Please welcome Elena Soninno, a freelance writer, National Board Certified teacher, runner,(aspiring) triathlete, and chaser of dreams. She lives with her seven (going on 17) year-old daughter and former rocket scientist husband in Northern Virginia. A believer in living life one moment at a time, Elena documents her travels through life at CiaoMom.com, as a contributor to TravelingMom.com, and is the founder of JustBeEnough.com where the voices of many tell a story of celebrating our strengths. Promoting the need to build self sufficiency in others, she is a member of Bloggers4Haiti and is on the American Cancer’s Society Blogger Advisory Council working towards More Birthdays. You can find Elena on Twitter & on Facebook laughing, venting, promoting, and sharing.
In second grade, my teacher told my parents that I was too creative as a writer. I don’t recall what my stories were about, but I remember loving to write. She however, apparently did not appreciate my love of the written word.
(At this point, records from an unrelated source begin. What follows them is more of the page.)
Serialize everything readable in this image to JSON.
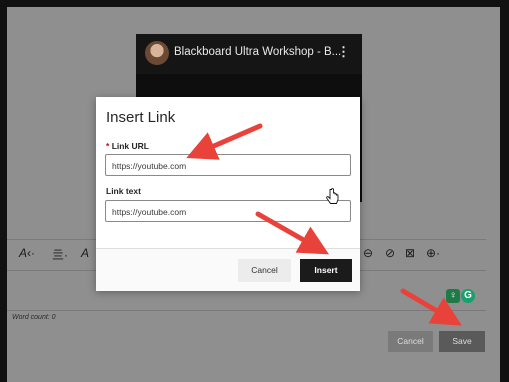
{
  "video": {
    "title": "Blackboard Ultra Workshop - B...",
    "menu_icon": "kebab-menu-icon"
  },
  "toolbar": {
    "items": [
      "A·",
      "亖·",
      "A",
      "⊖",
      "⊘",
      "⊠",
      "⊕·"
    ]
  },
  "editor": {
    "word_count": "Word count: 0",
    "cancel_label": "Cancel",
    "save_label": "Save"
  },
  "dialog": {
    "title": "Insert Link",
    "url_label": "Link URL",
    "url_required_marker": "*",
    "url_value": "https://youtube.com",
    "text_label": "Link text",
    "text_value": "https://youtube.com",
    "cancel_label": "Cancel",
    "insert_label": "Insert"
  },
  "colors": {
    "annotation_arrow": "#e8423a",
    "overlay": "#8f8f8f",
    "primary_button": "#1b1b1b"
  }
}
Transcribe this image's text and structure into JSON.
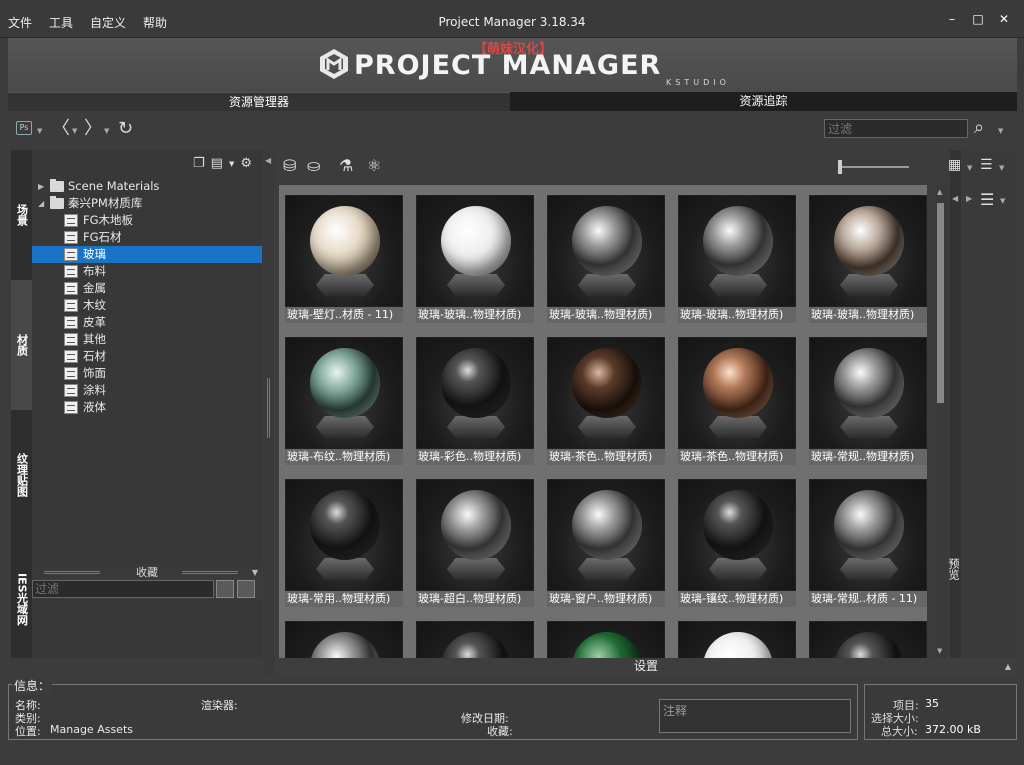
{
  "menu": [
    "文件",
    "工具",
    "自定义",
    "帮助"
  ],
  "app_title": "Project Manager 3.18.34",
  "window_controls": {
    "minimize": "–",
    "maximize": "□",
    "close": "✕"
  },
  "banner": {
    "badge": "【萌妹汉化】",
    "name": "PROJECT MANAGER",
    "sub": "KSTUDIO"
  },
  "tabs": [
    {
      "label": "资源管理器",
      "active": true
    },
    {
      "label": "资源追踪",
      "active": false
    }
  ],
  "toolbar": {
    "ps_label": "Ps",
    "back": "〈",
    "forward": "〉",
    "refresh": "↻",
    "filter_placeholder": "过滤",
    "search_icon": "⌕"
  },
  "left_tabs": [
    "场景",
    "材质",
    "纹理贴图",
    "IES光域网"
  ],
  "tree": {
    "roots": [
      {
        "label": "Scene Materials",
        "expanded": false
      },
      {
        "label": "秦兴PM材质库",
        "expanded": true
      }
    ],
    "children": [
      "FG木地板",
      "FG石材",
      "玻璃",
      "布料",
      "金属",
      "木纹",
      "皮革",
      "其他",
      "石材",
      "饰面",
      "涂料",
      "液体"
    ],
    "selected": "玻璃"
  },
  "favorites": {
    "label": "收藏",
    "filter_placeholder": "过滤"
  },
  "content": {
    "items": [
      {
        "caption": "玻璃-壁灯..材质 - 11)",
        "tone": "warm-white"
      },
      {
        "caption": "玻璃-玻璃..物理材质)",
        "tone": "white"
      },
      {
        "caption": "玻璃-玻璃..物理材质)",
        "tone": "clear"
      },
      {
        "caption": "玻璃-玻璃..物理材质)",
        "tone": "clear"
      },
      {
        "caption": "玻璃-玻璃..物理材质)",
        "tone": "clear-warm"
      },
      {
        "caption": "玻璃-布纹..物理材质)",
        "tone": "green-tint"
      },
      {
        "caption": "玻璃-彩色..物理材质)",
        "tone": "dark"
      },
      {
        "caption": "玻璃-茶色..物理材质)",
        "tone": "bronze-dark"
      },
      {
        "caption": "玻璃-茶色..物理材质)",
        "tone": "bronze"
      },
      {
        "caption": "玻璃-常规..物理材质)",
        "tone": "clear"
      },
      {
        "caption": "玻璃-常用..物理材质)",
        "tone": "dark"
      },
      {
        "caption": "玻璃-超白..物理材质)",
        "tone": "clear"
      },
      {
        "caption": "玻璃-窗户..物理材质)",
        "tone": "clear"
      },
      {
        "caption": "玻璃-镶纹..物理材质)",
        "tone": "dark"
      },
      {
        "caption": "玻璃-常规..材质 - 11)",
        "tone": "clear"
      },
      {
        "caption": "",
        "tone": "clear"
      },
      {
        "caption": "",
        "tone": "dark"
      },
      {
        "caption": "",
        "tone": "green"
      },
      {
        "caption": "",
        "tone": "white"
      },
      {
        "caption": "",
        "tone": "dark"
      }
    ]
  },
  "settings_label": "设置",
  "right_label": "预览",
  "info": {
    "title": "信息：",
    "name_label": "名称:",
    "category_label": "类别:",
    "location_label": "位置:",
    "location_value": "Manage Assets",
    "renderer_label": "渲染器:",
    "modified_label": "修改日期:",
    "favorite_label": "收藏:",
    "notes_placeholder": "注释"
  },
  "stats": {
    "items_label": "项目:",
    "items_value": "35",
    "selected_size_label": "选择大小:",
    "total_size_label": "总大小:",
    "total_size_value": "372.00 kB"
  }
}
Luckily, I was able to (mostly) ignore that voice and continue writing. In fifth-grade I wrote atravel essay about Egypt that was published in our local newspaper. My first “published” book in seventh grade–Janet’s Glasses– still sits on my bookcase. A junior high series based on my friends, a la Sweet Valley High.
Later I took to writing letters to myself in a diary. I imagine my great grandchildren going through it one day, on the floor around a box of old journals, learning about my sacred emotions, biggest fears, and largest triumphs.
One day though, that changed. My notion of myself as a writer became more real. Not just a school assignment or a diary entry anymore. This was different.
It was a fall day. I was at home with my daughter who had strep throat (again). She watched television as I sat on the couch with her, my eyes scrolling through Facebook on my laptop. I began to hear voices start to echo in my ears despite the sounds of Dora the Explorer streaming from the television. The voices said I should tell my story of surviving cancer. The story of giving birth to a daughter despite being in early menopause. The story of finding love again and getting remarried.
So I did. In October 2009 I started telling the story. A story that for a long time I was uncomfortable owning. I never wanted to be “that” girl, the one who was sick. I never wanted to be “that” woman, the one who drew looks of pity from her friends. I wanted to be strong and independent. But in that moment, on the couch…I opened Blogger and created a blog.
Fast forward to now. A voices still rings in my ear. This time the voice is telling me that my writing is….blah. It’s not descriptive enough. It doesn’t evoke thinking or prompt people to react (or comment). My use of punctuation is inconsistent. It is not eloquent or polished.
For better or worse, the voice is not wrong. I write in a conversational tone. I use ellipses and parentheses as if I’m sitting next to someone, pausing as I speak. And I talk a lot. I ramble. I use short or incomplete sentences for effect. To highlight. The emotion. I use run on sentences because…well, just because.
Sometimes it works, sometimes it doesn’t. I’ve written many a post that led readers in a direction other than I’d intended. Because I digressed. Because I was too sarcastic, or maybe not sarcastic enough.
And yet I still consider myself a writer. Sitting down to write still brings with it a sigh of relief as the words jump from my brain to the screen. I may not be the most poetic or graceful of writers. I may not be the writer that has publishers knocking or editors swooning. But I write. I tell stories. I am brutally honest and maybe even inspirational every now and then. There is quite possibly a book inside my brain or a magazine column about living life, one moment at a time that would love to see the light of day.
For now the unpolished, rambling, choppy sentence writer in me will keep doing what I know.
I will tell the story.
I will use my voice.
I will be me.